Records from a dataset
*** Block opens ***

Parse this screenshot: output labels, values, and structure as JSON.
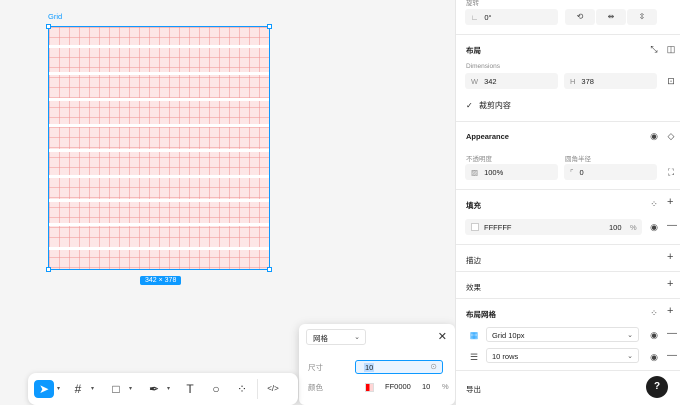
{
  "canvas": {
    "frame_label": "Grid",
    "dimension_badge": "342 × 378"
  },
  "popup": {
    "type_select": "网格",
    "size_label": "尺寸",
    "size_value": "10",
    "color_label": "颜色",
    "color_hex": "FF0000",
    "color_opacity": "10",
    "percent": "%"
  },
  "toolbar": {
    "code_label": "</>"
  },
  "panel": {
    "rotation": {
      "label": "旋转",
      "value": "0°"
    },
    "layout": {
      "title": "布局",
      "dimensions_label": "Dimensions",
      "width_prefix": "W",
      "width": "342",
      "height_prefix": "H",
      "height": "378",
      "clip_content": "裁剪内容"
    },
    "appearance": {
      "title": "Appearance",
      "opacity_label": "不透明度",
      "opacity_value": "100%",
      "radius_label": "圆角半径",
      "radius_value": "0"
    },
    "fill": {
      "title": "填充",
      "hex": "FFFFFF",
      "opacity": "100",
      "percent": "%"
    },
    "stroke": {
      "title": "描边"
    },
    "effects": {
      "title": "效果"
    },
    "layout_grid": {
      "title": "布局网格",
      "grid1": "Grid 10px",
      "grid2": "10 rows"
    },
    "export": {
      "title": "导出"
    },
    "help": "?"
  },
  "colors": {
    "accent": "#0d99ff",
    "grid_red": "#FF0000"
  }
}
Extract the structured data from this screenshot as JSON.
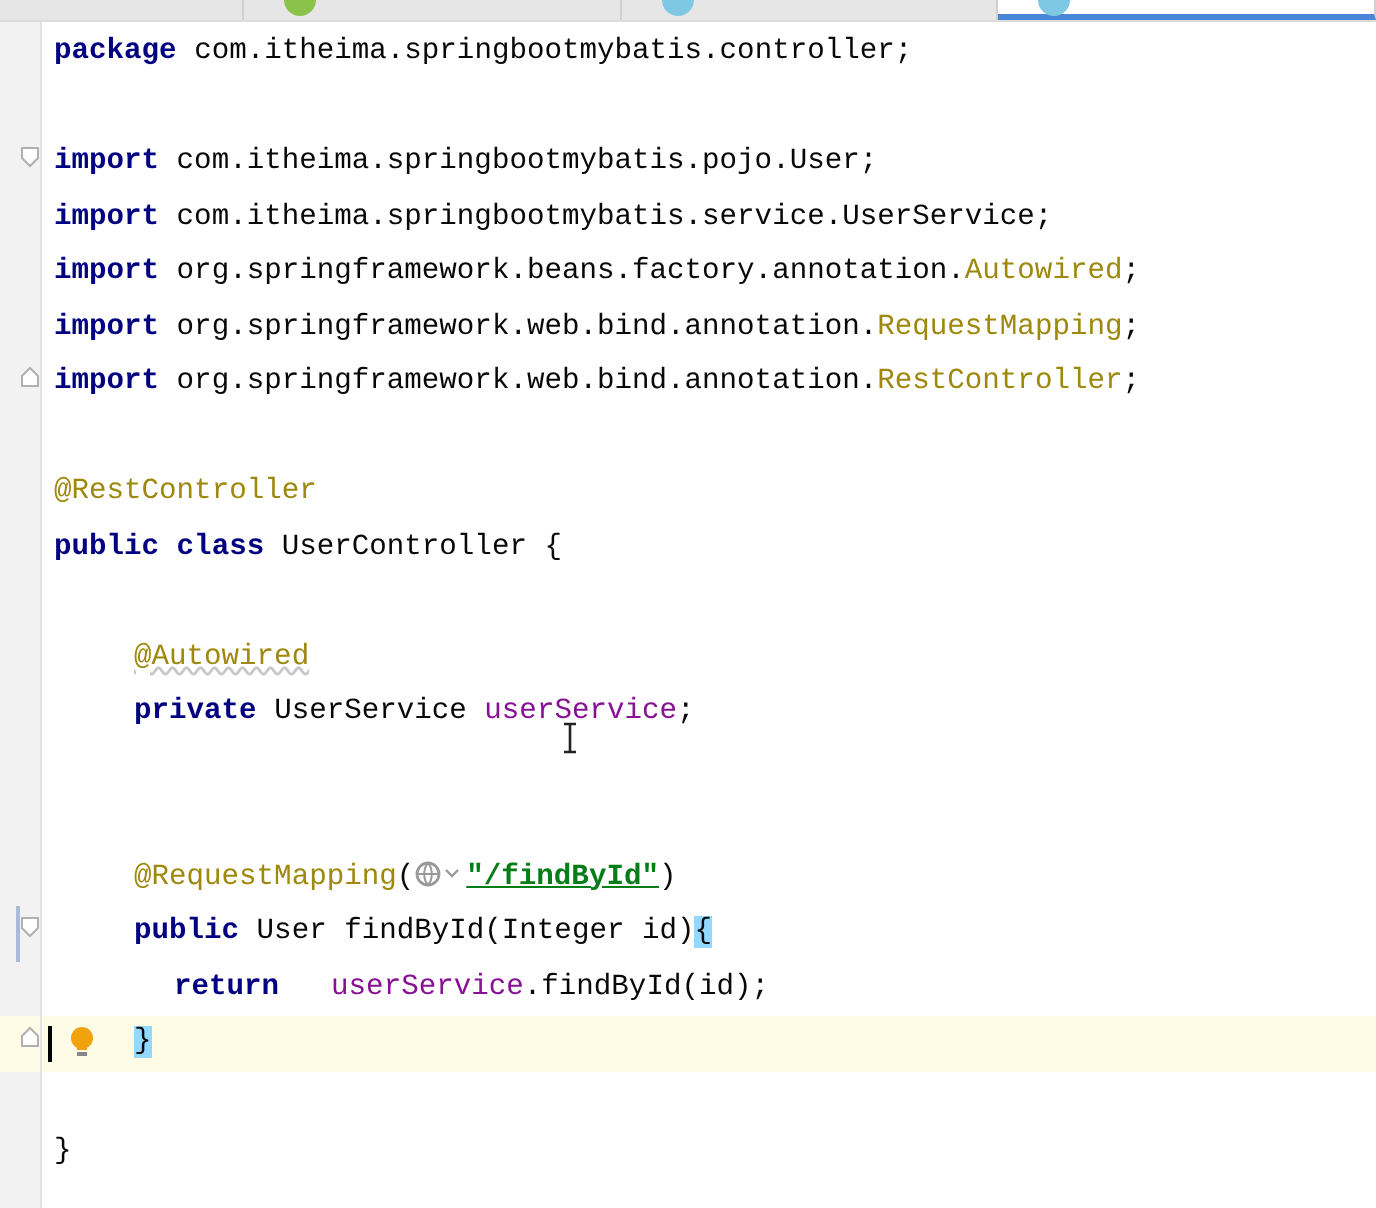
{
  "tabs": [
    {
      "color": "#8bc34a",
      "selected": false
    },
    {
      "color": "#7ec8e3",
      "selected": false
    },
    {
      "color": "#7ec8e3",
      "selected": true
    }
  ],
  "lines": [
    {
      "kind": "top",
      "tokens": [
        {
          "kind": "kw",
          "text": "package"
        },
        {
          "kind": "plain",
          "text": " com.itheima.springbootmybatis.controller;"
        }
      ]
    },
    {
      "kind": "blank"
    },
    {
      "kind": "top",
      "fold_start": true,
      "tokens": [
        {
          "kind": "kw",
          "text": "import"
        },
        {
          "kind": "plain",
          "text": " com.itheima.springbootmybatis.pojo.User;"
        }
      ]
    },
    {
      "kind": "top",
      "tokens": [
        {
          "kind": "kw",
          "text": "import"
        },
        {
          "kind": "plain",
          "text": " com.itheima.springbootmybatis.service.UserService;"
        }
      ]
    },
    {
      "kind": "top",
      "tokens": [
        {
          "kind": "kw",
          "text": "import"
        },
        {
          "kind": "plain",
          "text": " org.springframework.beans.factory.annotation."
        },
        {
          "kind": "ann",
          "text": "Autowired"
        },
        {
          "kind": "plain",
          "text": ";"
        }
      ]
    },
    {
      "kind": "top",
      "tokens": [
        {
          "kind": "kw",
          "text": "import"
        },
        {
          "kind": "plain",
          "text": " org.springframework.web.bind.annotation."
        },
        {
          "kind": "ann",
          "text": "RequestMapping"
        },
        {
          "kind": "plain",
          "text": ";"
        }
      ]
    },
    {
      "kind": "top",
      "fold_end": true,
      "tokens": [
        {
          "kind": "kw",
          "text": "import"
        },
        {
          "kind": "plain",
          "text": " org.springframework.web.bind.annotation."
        },
        {
          "kind": "ann",
          "text": "RestController"
        },
        {
          "kind": "plain",
          "text": ";"
        }
      ]
    },
    {
      "kind": "blank"
    },
    {
      "kind": "top",
      "tokens": [
        {
          "kind": "ann",
          "text": "@RestController"
        }
      ]
    },
    {
      "kind": "top",
      "tokens": [
        {
          "kind": "kw",
          "text": "public class"
        },
        {
          "kind": "plain",
          "text": " UserController {"
        }
      ]
    },
    {
      "kind": "blank"
    },
    {
      "kind": "member",
      "tokens": [
        {
          "kind": "ann",
          "text": "@Autowired",
          "warn": true
        }
      ]
    },
    {
      "kind": "member",
      "tokens": [
        {
          "kind": "kw",
          "text": "private"
        },
        {
          "kind": "plain",
          "text": " UserService "
        },
        {
          "kind": "field",
          "text": "userService"
        },
        {
          "kind": "plain",
          "text": ";"
        }
      ]
    },
    {
      "kind": "blank"
    },
    {
      "kind": "blank"
    },
    {
      "kind": "member",
      "tokens": [
        {
          "kind": "ann",
          "text": "@RequestMapping"
        },
        {
          "kind": "plain",
          "text": "("
        },
        {
          "kind": "globe"
        },
        {
          "kind": "str",
          "text": "\"/findById\""
        },
        {
          "kind": "plain",
          "text": ")"
        }
      ]
    },
    {
      "kind": "member",
      "fold_start": true,
      "changed": true,
      "tokens": [
        {
          "kind": "kw",
          "text": "public"
        },
        {
          "kind": "plain",
          "text": " User findById(Integer id)"
        },
        {
          "kind": "plain",
          "text": "{",
          "match": true
        }
      ]
    },
    {
      "kind": "body",
      "tokens": [
        {
          "kind": "kw",
          "text": "return"
        },
        {
          "kind": "field",
          "text": "userService",
          "gap": true
        },
        {
          "kind": "plain",
          "text": ".findById(id);"
        }
      ]
    },
    {
      "kind": "member",
      "fold_end": true,
      "current": true,
      "bulb": true,
      "tokens": [
        {
          "kind": "plain",
          "text": "}",
          "match": true
        }
      ]
    },
    {
      "kind": "blank"
    },
    {
      "kind": "top",
      "tokens": [
        {
          "kind": "plain",
          "text": "}"
        }
      ]
    }
  ]
}
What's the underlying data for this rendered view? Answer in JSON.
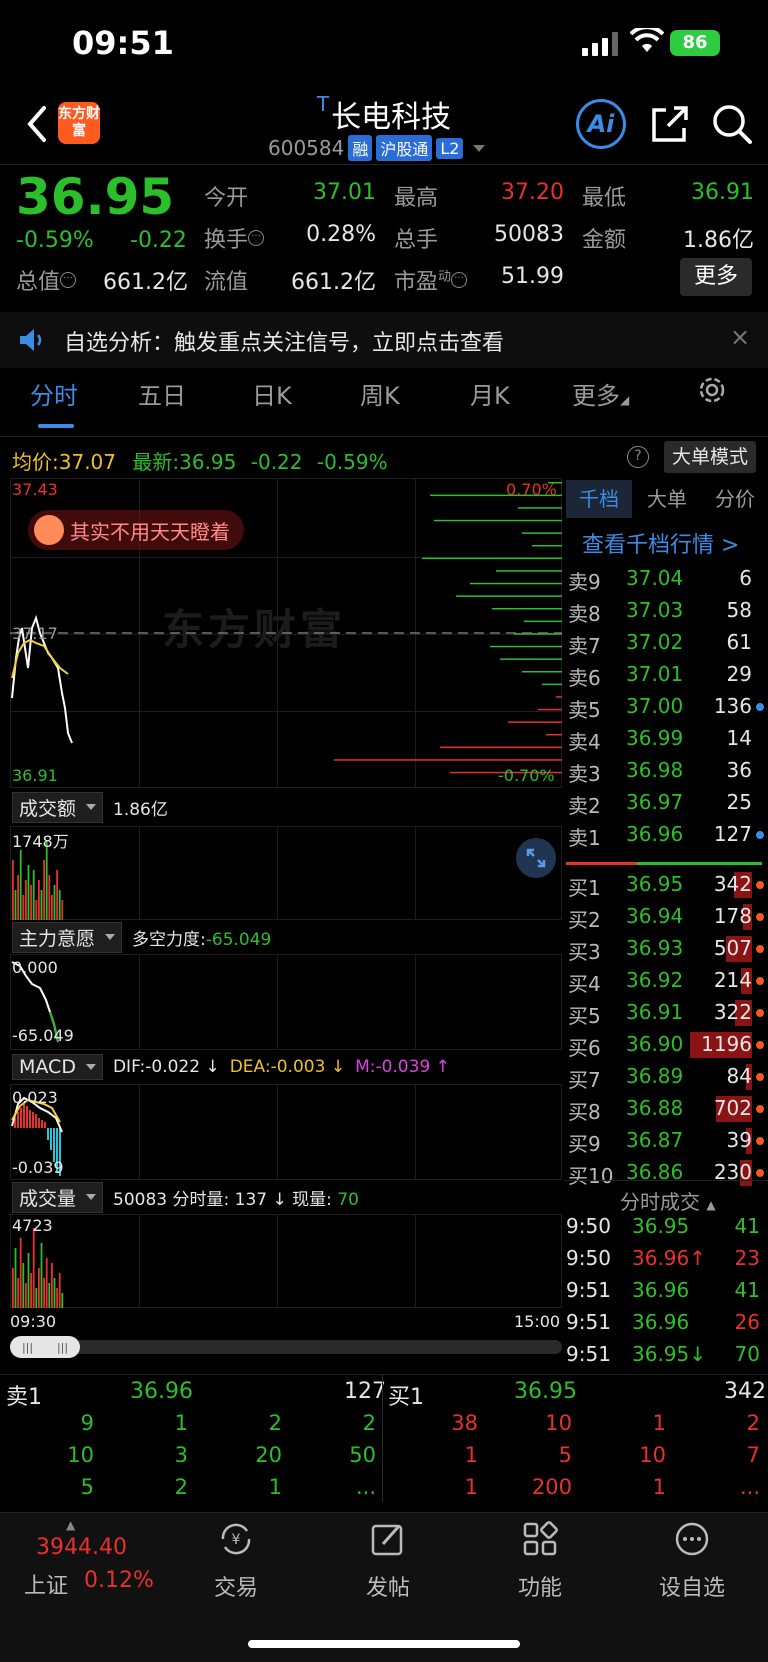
{
  "status": {
    "time": "09:51",
    "battery": "86"
  },
  "header": {
    "logo_text": "东方财富",
    "t_mark": "T",
    "name": "长电科技",
    "code": "600584",
    "tags": [
      "融",
      "沪股通",
      "L2"
    ],
    "ai_label": "Ai"
  },
  "quote": {
    "price": "36.95",
    "pct": "-0.59%",
    "change": "-0.22",
    "open_label": "今开",
    "open": "37.01",
    "high_label": "最高",
    "high": "37.20",
    "low_label": "最低",
    "low": "36.91",
    "turnover_label": "换手",
    "turnover": "0.28%",
    "volume_label": "总手",
    "volume": "50083",
    "amount_label": "金额",
    "amount": "1.86亿",
    "mktcap_label": "总值",
    "mktcap": "661.2亿",
    "float_label": "流值",
    "float": "661.2亿",
    "pe_label": "市盈",
    "pe_sup": "动",
    "pe": "51.99",
    "more": "更多"
  },
  "notice": {
    "text": "自选分析：触发重点关注信号，立即点击查看",
    "close": "×"
  },
  "tabs": [
    "分时",
    "五日",
    "日K",
    "周K",
    "月K",
    "更多"
  ],
  "chart_header": {
    "avg_label": "均价:",
    "avg": "37.07",
    "latest_label": "最新:",
    "latest": "36.95",
    "latest_chg": "-0.22",
    "latest_pct": "-0.59%",
    "bigorder": "大单模式",
    "help": "?"
  },
  "price_chart": {
    "y_top": "37.43",
    "y_mid": "37.17",
    "y_bottom": "36.91",
    "pct_top": "0.70%",
    "pct_bottom": "-0.70%",
    "bubble": "其实不用天天瞪着",
    "watermark": "东方财富"
  },
  "amount_panel": {
    "selector": "成交额",
    "value": "1.86亿",
    "y_top": "1748万"
  },
  "intent_panel": {
    "selector": "主力意愿",
    "label": "多空力度:",
    "value": "-65.049",
    "y_top": "0.000",
    "y_bottom": "-65.049"
  },
  "macd_panel": {
    "selector": "MACD",
    "dif": "DIF:-0.022 ↓",
    "dea": "DEA:-0.003 ↓",
    "m": "M:-0.039 ↑",
    "y_top": "0.023",
    "y_bottom": "-0.039"
  },
  "volume_panel": {
    "selector": "成交量",
    "total": "50083",
    "min_label": "分时量:",
    "min_vol": "137 ↓",
    "cur_label": "现量:",
    "cur_vol": "70",
    "y_top": "4723",
    "time_start": "09:30",
    "time_end": "15:00"
  },
  "order_book": {
    "tabs": [
      "千档",
      "大单",
      "分价"
    ],
    "link": "查看千档行情 >",
    "asks": [
      {
        "side": "卖9",
        "price": "37.04",
        "vol": "6"
      },
      {
        "side": "卖8",
        "price": "37.03",
        "vol": "58"
      },
      {
        "side": "卖7",
        "price": "37.02",
        "vol": "61"
      },
      {
        "side": "卖6",
        "price": "37.01",
        "vol": "29"
      },
      {
        "side": "卖5",
        "price": "37.00",
        "vol": "136"
      },
      {
        "side": "卖4",
        "price": "36.99",
        "vol": "14"
      },
      {
        "side": "卖3",
        "price": "36.98",
        "vol": "36"
      },
      {
        "side": "卖2",
        "price": "36.97",
        "vol": "25"
      },
      {
        "side": "卖1",
        "price": "36.96",
        "vol": "127"
      }
    ],
    "bids": [
      {
        "side": "买1",
        "price": "36.95",
        "vol": "342"
      },
      {
        "side": "买2",
        "price": "36.94",
        "vol": "178"
      },
      {
        "side": "买3",
        "price": "36.93",
        "vol": "507"
      },
      {
        "side": "买4",
        "price": "36.92",
        "vol": "214"
      },
      {
        "side": "买5",
        "price": "36.91",
        "vol": "322"
      },
      {
        "side": "买6",
        "price": "36.90",
        "vol": "1196"
      },
      {
        "side": "买7",
        "price": "36.89",
        "vol": "84"
      },
      {
        "side": "买8",
        "price": "36.88",
        "vol": "702"
      },
      {
        "side": "买9",
        "price": "36.87",
        "vol": "39"
      },
      {
        "side": "买10",
        "price": "36.86",
        "vol": "230"
      }
    ]
  },
  "ticks": {
    "title": "分时成交",
    "rows": [
      {
        "time": "9:50",
        "price": "36.95",
        "vol": "41"
      },
      {
        "time": "9:50",
        "price": "36.96↑",
        "vol": "23"
      },
      {
        "time": "9:51",
        "price": "36.96",
        "vol": "41"
      },
      {
        "time": "9:51",
        "price": "36.96",
        "vol": "26"
      },
      {
        "time": "9:51",
        "price": "36.95↓",
        "vol": "70"
      }
    ]
  },
  "queue": {
    "ask_label": "卖1",
    "ask_price": "36.96",
    "ask_total": "127",
    "ask_rows": [
      [
        "9",
        "1",
        "2",
        "2"
      ],
      [
        "10",
        "3",
        "20",
        "50"
      ],
      [
        "5",
        "2",
        "1",
        "..."
      ]
    ],
    "bid_label": "买1",
    "bid_price": "36.95",
    "bid_total": "342",
    "bid_rows": [
      [
        "38",
        "10",
        "1",
        "2"
      ],
      [
        "1",
        "5",
        "10",
        "7"
      ],
      [
        "1",
        "200",
        "1",
        "..."
      ]
    ]
  },
  "nav": {
    "index_value": "3944.40",
    "index_name": "上证",
    "index_pct": "0.12%",
    "items": [
      "交易",
      "发帖",
      "功能",
      "设自选"
    ]
  }
}
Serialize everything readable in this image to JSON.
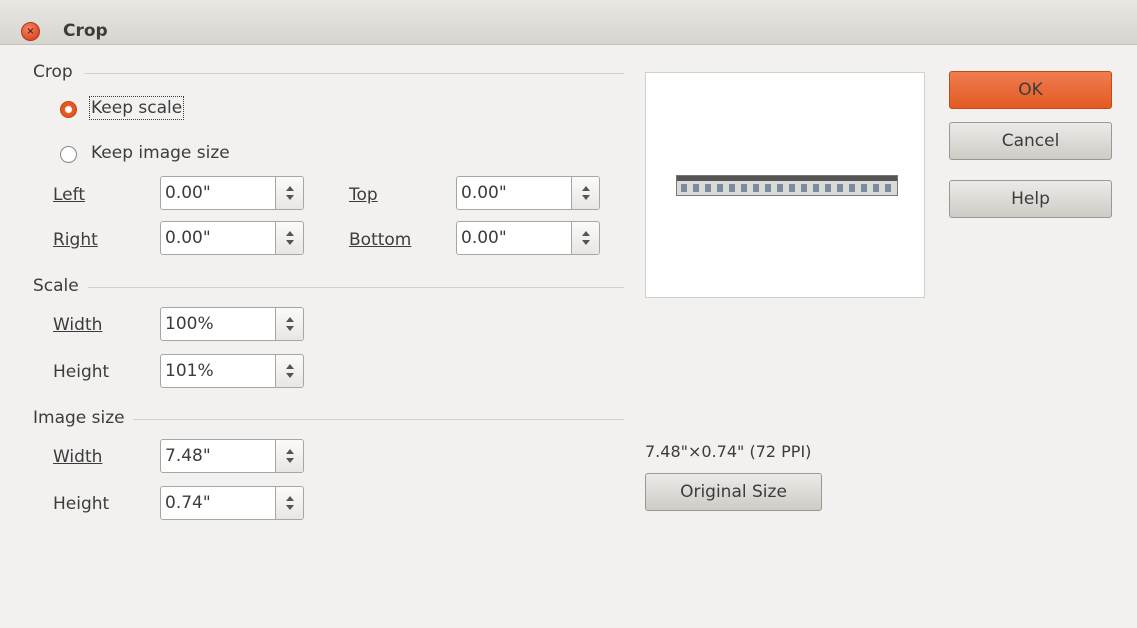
{
  "window": {
    "title": "Crop"
  },
  "crop": {
    "section": "Crop",
    "keep_scale": "Keep scale",
    "keep_image_size": "Keep image size",
    "left_label": "Left",
    "left_value": "0.00\"",
    "right_label": "Right",
    "right_value": "0.00\"",
    "top_label": "Top",
    "top_value": "0.00\"",
    "bottom_label": "Bottom",
    "bottom_value": "0.00\""
  },
  "scale": {
    "section": "Scale",
    "width_label": "Width",
    "width_value": "100%",
    "height_label": "Height",
    "height_value": "101%"
  },
  "image_size": {
    "section": "Image size",
    "width_label": "Width",
    "width_value": "7.48\"",
    "height_label": "Height",
    "height_value": "0.74\""
  },
  "info": {
    "dimensions": "7.48\"×0.74\" (72 PPI)"
  },
  "buttons": {
    "ok": "OK",
    "cancel": "Cancel",
    "help": "Help",
    "original_size": "Original Size"
  },
  "colors": {
    "accent": "#e35a22",
    "close": "#df4b25"
  }
}
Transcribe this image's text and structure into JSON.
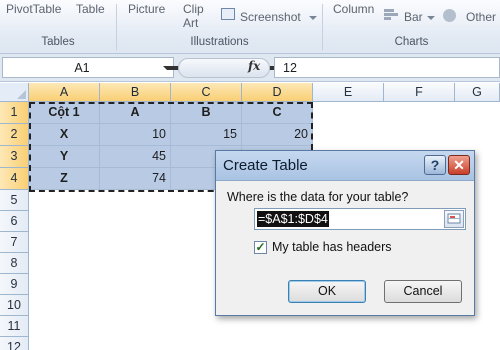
{
  "ribbon": {
    "items": {
      "pivot_table": "PivotTable",
      "table": "Table",
      "picture": "Picture",
      "clip_art_line1": "Clip",
      "clip_art_line2": "Art",
      "screenshot": "Screenshot",
      "column": "Column",
      "bar": "Bar",
      "other": "Other"
    },
    "groups": {
      "tables": "Tables",
      "illustrations": "Illustrations",
      "charts": "Charts"
    }
  },
  "formula_bar": {
    "name_box": "A1",
    "fx": "fx",
    "content": "12"
  },
  "grid": {
    "columns": [
      "A",
      "B",
      "C",
      "D",
      "E",
      "F",
      "G"
    ],
    "rows": [
      "1",
      "2",
      "3",
      "4",
      "5",
      "6",
      "7",
      "8",
      "9",
      "10",
      "11",
      "12"
    ],
    "cells": {
      "a1": "Cột 1",
      "b1": "A",
      "c1": "B",
      "d1": "C",
      "a2": "X",
      "b2": "10",
      "c2": "15",
      "d2": "20",
      "a3": "Y",
      "b3": "45",
      "a4": "Z",
      "b4": "74"
    }
  },
  "dialog": {
    "title": "Create Table",
    "help": "?",
    "close": "✕",
    "question": "Where is the data for your table?",
    "range": "=$A$1:$D$4",
    "has_headers_label": "My table has headers",
    "has_headers_checked": "✓",
    "ok": "OK",
    "cancel": "Cancel"
  },
  "colors": {
    "selection": "#b9cbe4",
    "header_highlight": "#f9cf74",
    "dialog_title": "#a9c3e3"
  }
}
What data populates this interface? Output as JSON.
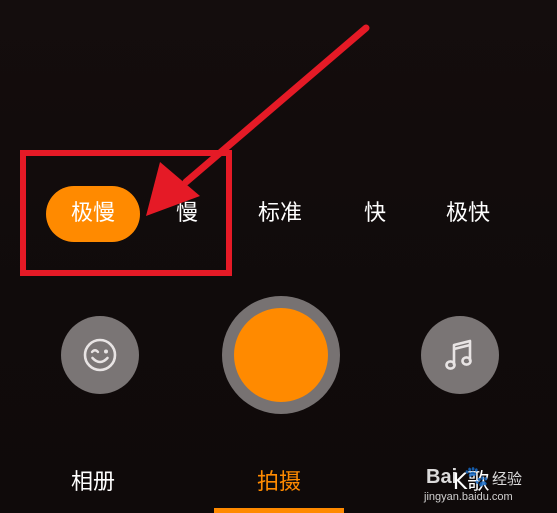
{
  "speed_options": [
    {
      "label": "极慢",
      "selected": true
    },
    {
      "label": "慢",
      "selected": false
    },
    {
      "label": "标准",
      "selected": false
    },
    {
      "label": "快",
      "selected": false
    },
    {
      "label": "极快",
      "selected": false
    }
  ],
  "controls": {
    "left_icon": "smiley-face-icon",
    "right_icon": "music-note-icon",
    "shutter_icon": "record-button"
  },
  "tabs": [
    {
      "label": "相册",
      "active": false
    },
    {
      "label": "拍摄",
      "active": true
    },
    {
      "label": "K歌",
      "active": false
    }
  ],
  "watermark": {
    "brand": "Bai",
    "paw": "🐾",
    "jingyan": "经验",
    "url": "jingyan.baidu.com"
  },
  "colors": {
    "accent": "#ff8a00",
    "annotation": "#e51a26",
    "button_gray": "#7a7575",
    "background": "#120c0c"
  }
}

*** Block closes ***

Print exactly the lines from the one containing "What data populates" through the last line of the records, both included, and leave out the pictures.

What data populates this interface? Output as JSON.
{
  "speed_options": [
    {
      "label": "极慢",
      "selected": true
    },
    {
      "label": "慢",
      "selected": false
    },
    {
      "label": "标准",
      "selected": false
    },
    {
      "label": "快",
      "selected": false
    },
    {
      "label": "极快",
      "selected": false
    }
  ],
  "controls": {
    "left_icon": "smiley-face-icon",
    "right_icon": "music-note-icon",
    "shutter_icon": "record-button"
  },
  "tabs": [
    {
      "label": "相册",
      "active": false
    },
    {
      "label": "拍摄",
      "active": true
    },
    {
      "label": "K歌",
      "active": false
    }
  ],
  "watermark": {
    "brand": "Bai",
    "paw": "🐾",
    "jingyan": "经验",
    "url": "jingyan.baidu.com"
  },
  "colors": {
    "accent": "#ff8a00",
    "annotation": "#e51a26",
    "button_gray": "#7a7575",
    "background": "#120c0c"
  }
}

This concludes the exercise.